-- DATA SHOWN follows --

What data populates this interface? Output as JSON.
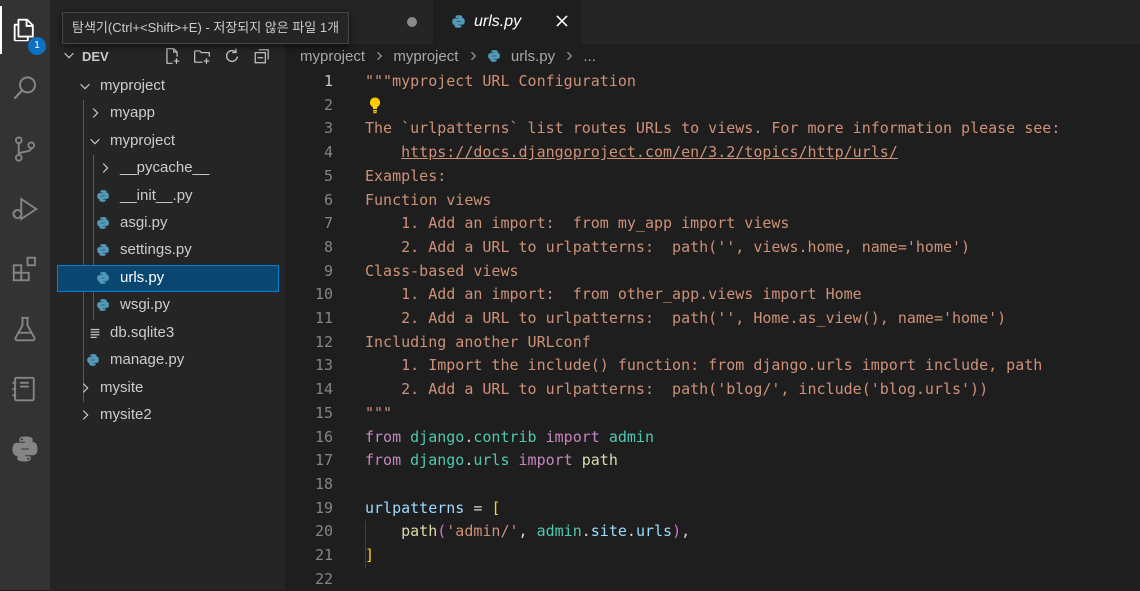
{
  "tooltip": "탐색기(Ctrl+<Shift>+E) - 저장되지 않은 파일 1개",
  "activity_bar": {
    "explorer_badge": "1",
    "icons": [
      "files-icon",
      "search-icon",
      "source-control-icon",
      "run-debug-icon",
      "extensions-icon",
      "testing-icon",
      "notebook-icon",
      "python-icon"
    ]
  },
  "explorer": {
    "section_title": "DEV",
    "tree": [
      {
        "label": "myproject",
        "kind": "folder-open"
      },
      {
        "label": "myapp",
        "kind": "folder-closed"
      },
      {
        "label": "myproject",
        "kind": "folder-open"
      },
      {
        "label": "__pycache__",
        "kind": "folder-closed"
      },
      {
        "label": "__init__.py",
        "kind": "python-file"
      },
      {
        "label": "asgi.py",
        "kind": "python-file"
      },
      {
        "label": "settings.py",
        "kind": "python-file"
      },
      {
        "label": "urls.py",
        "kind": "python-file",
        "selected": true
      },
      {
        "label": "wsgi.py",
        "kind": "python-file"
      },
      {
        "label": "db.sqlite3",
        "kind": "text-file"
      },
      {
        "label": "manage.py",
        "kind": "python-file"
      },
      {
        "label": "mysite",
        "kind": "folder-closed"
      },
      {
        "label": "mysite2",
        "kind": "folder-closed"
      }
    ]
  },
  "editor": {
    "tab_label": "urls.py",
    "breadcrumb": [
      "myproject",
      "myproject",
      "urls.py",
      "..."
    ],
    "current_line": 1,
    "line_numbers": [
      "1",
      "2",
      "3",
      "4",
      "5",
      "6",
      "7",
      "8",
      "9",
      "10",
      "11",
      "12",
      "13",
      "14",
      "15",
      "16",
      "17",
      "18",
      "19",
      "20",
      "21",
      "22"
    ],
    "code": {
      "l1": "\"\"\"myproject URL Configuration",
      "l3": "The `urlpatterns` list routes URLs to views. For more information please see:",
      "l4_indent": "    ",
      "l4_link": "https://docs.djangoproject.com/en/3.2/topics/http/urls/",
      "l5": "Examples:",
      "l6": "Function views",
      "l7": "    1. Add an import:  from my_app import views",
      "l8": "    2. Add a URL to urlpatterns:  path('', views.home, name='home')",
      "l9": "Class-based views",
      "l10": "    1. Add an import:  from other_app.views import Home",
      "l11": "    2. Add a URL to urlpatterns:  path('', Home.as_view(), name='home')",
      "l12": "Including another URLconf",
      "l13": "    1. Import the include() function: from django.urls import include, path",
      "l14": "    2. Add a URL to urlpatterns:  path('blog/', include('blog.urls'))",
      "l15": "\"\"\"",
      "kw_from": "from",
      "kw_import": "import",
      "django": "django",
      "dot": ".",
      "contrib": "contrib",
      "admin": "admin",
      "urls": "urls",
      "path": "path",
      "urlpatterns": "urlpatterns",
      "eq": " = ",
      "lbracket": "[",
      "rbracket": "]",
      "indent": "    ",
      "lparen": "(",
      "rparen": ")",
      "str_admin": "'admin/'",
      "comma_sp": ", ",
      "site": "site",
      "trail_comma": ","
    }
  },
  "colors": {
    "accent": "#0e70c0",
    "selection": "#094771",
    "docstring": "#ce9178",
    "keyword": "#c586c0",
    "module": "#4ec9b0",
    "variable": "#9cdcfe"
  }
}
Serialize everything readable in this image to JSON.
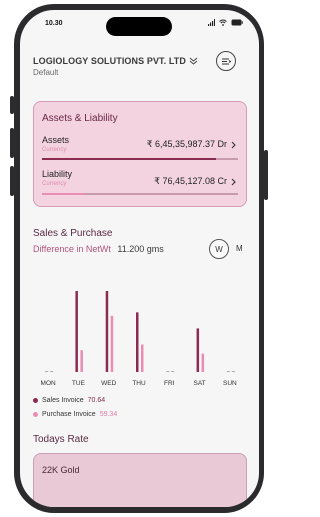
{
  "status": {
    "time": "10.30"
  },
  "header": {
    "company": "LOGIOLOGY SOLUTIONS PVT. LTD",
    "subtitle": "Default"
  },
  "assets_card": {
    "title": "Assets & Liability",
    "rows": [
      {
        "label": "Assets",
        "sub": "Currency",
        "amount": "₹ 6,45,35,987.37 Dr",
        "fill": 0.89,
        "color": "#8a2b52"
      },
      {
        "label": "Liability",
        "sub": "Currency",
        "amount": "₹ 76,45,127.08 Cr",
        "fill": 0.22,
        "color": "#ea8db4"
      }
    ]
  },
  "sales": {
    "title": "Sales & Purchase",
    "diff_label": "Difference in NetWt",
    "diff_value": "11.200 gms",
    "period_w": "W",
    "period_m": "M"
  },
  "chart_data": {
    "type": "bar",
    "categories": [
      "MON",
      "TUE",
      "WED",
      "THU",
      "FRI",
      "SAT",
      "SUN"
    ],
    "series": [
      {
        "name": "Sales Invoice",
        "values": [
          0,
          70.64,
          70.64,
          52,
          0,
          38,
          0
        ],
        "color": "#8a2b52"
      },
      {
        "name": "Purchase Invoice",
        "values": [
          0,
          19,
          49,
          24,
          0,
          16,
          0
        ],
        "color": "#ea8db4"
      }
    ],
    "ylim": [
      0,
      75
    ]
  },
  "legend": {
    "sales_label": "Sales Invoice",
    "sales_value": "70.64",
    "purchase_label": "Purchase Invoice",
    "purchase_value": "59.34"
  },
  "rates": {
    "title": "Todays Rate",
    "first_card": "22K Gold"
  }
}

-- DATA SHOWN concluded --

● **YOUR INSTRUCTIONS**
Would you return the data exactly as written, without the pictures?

● **EXPECTED ANSWER**
What data populates this interface? Output as JSON.
{
  "tooltip": "탐색기(Ctrl+<Shift>+E) - 저장되지 않은 파일 1개",
  "activity_bar": {
    "explorer_badge": "1",
    "icons": [
      "files-icon",
      "search-icon",
      "source-control-icon",
      "run-debug-icon",
      "extensions-icon",
      "testing-icon",
      "notebook-icon",
      "python-icon"
    ]
  },
  "explorer": {
    "section_title": "DEV",
    "tree": [
      {
        "label": "myproject",
        "kind": "folder-open"
      },
      {
        "label": "myapp",
        "kind": "folder-closed"
      },
      {
        "label": "myproject",
        "kind": "folder-open"
      },
      {
        "label": "__pycache__",
        "kind": "folder-closed"
      },
      {
        "label": "__init__.py",
        "kind": "python-file"
      },
      {
        "label": "asgi.py",
        "kind": "python-file"
      },
      {
        "label": "settings.py",
        "kind": "python-file"
      },
      {
        "label": "urls.py",
        "kind": "python-file",
        "selected": true
      },
      {
        "label": "wsgi.py",
        "kind": "python-file"
      },
      {
        "label": "db.sqlite3",
        "kind": "text-file"
      },
      {
        "label": "manage.py",
        "kind": "python-file"
      },
      {
        "label": "mysite",
        "kind": "folder-closed"
      },
      {
        "label": "mysite2",
        "kind": "folder-closed"
      }
    ]
  },
  "editor": {
    "tab_label": "urls.py",
    "breadcrumb": [
      "myproject",
      "myproject",
      "urls.py",
      "..."
    ],
    "current_line": 1,
    "line_numbers": [
      "1",
      "2",
      "3",
      "4",
      "5",
      "6",
      "7",
      "8",
      "9",
      "10",
      "11",
      "12",
      "13",
      "14",
      "15",
      "16",
      "17",
      "18",
      "19",
      "20",
      "21",
      "22"
    ],
    "code": {
      "l1": "\"\"\"myproject URL Configuration",
      "l3": "The `urlpatterns` list routes URLs to views. For more information please see:",
      "l4_indent": "    ",
      "l4_link": "https://docs.djangoproject.com/en/3.2/topics/http/urls/",
      "l5": "Examples:",
      "l6": "Function views",
      "l7": "    1. Add an import:  from my_app import views",
      "l8": "    2. Add a URL to urlpatterns:  path('', views.home, name='home')",
      "l9": "Class-based views",
      "l10": "    1. Add an import:  from other_app.views import Home",
      "l11": "    2. Add a URL to urlpatterns:  path('', Home.as_view(), name='home')",
      "l12": "Including another URLconf",
      "l13": "    1. Import the include() function: from django.urls import include, path",
      "l14": "    2. Add a URL to urlpatterns:  path('blog/', include('blog.urls'))",
      "l15": "\"\"\"",
      "kw_from": "from",
      "kw_import": "import",
      "django": "django",
      "dot": ".",
      "contrib": "contrib",
      "admin": "admin",
      "urls": "urls",
      "path": "path",
      "urlpatterns": "urlpatterns",
      "eq": " = ",
      "lbracket": "[",
      "rbracket": "]",
      "indent": "    ",
      "lparen": "(",
      "rparen": ")",
      "str_admin": "'admin/'",
      "comma_sp": ", ",
      "site": "site",
      "trail_comma": ","
    }
  },
  "colors": {
    "accent": "#0e70c0",
    "selection": "#094771",
    "docstring": "#ce9178",
    "keyword": "#c586c0",
    "module": "#4ec9b0",
    "variable": "#9cdcfe"
  }
}
Serialize everything readable in this image to JSON.
{
  "status": {
    "time": "10.30"
  },
  "header": {
    "company": "LOGIOLOGY SOLUTIONS PVT. LTD",
    "subtitle": "Default"
  },
  "assets_card": {
    "title": "Assets & Liability",
    "rows": [
      {
        "label": "Assets",
        "sub": "Currency",
        "amount": "₹ 6,45,35,987.37 Dr",
        "fill": 0.89,
        "color": "#8a2b52"
      },
      {
        "label": "Liability",
        "sub": "Currency",
        "amount": "₹ 76,45,127.08 Cr",
        "fill": 0.22,
        "color": "#ea8db4"
      }
    ]
  },
  "sales": {
    "title": "Sales & Purchase",
    "diff_label": "Difference in NetWt",
    "diff_value": "11.200 gms",
    "period_w": "W",
    "period_m": "M"
  },
  "chart_data": {
    "type": "bar",
    "categories": [
      "MON",
      "TUE",
      "WED",
      "THU",
      "FRI",
      "SAT",
      "SUN"
    ],
    "series": [
      {
        "name": "Sales Invoice",
        "values": [
          0,
          70.64,
          70.64,
          52,
          0,
          38,
          0
        ],
        "color": "#8a2b52"
      },
      {
        "name": "Purchase Invoice",
        "values": [
          0,
          19,
          49,
          24,
          0,
          16,
          0
        ],
        "color": "#ea8db4"
      }
    ],
    "ylim": [
      0,
      75
    ]
  },
  "legend": {
    "sales_label": "Sales Invoice",
    "sales_value": "70.64",
    "purchase_label": "Purchase Invoice",
    "purchase_value": "59.34"
  },
  "rates": {
    "title": "Todays Rate",
    "first_card": "22K Gold"
  }
}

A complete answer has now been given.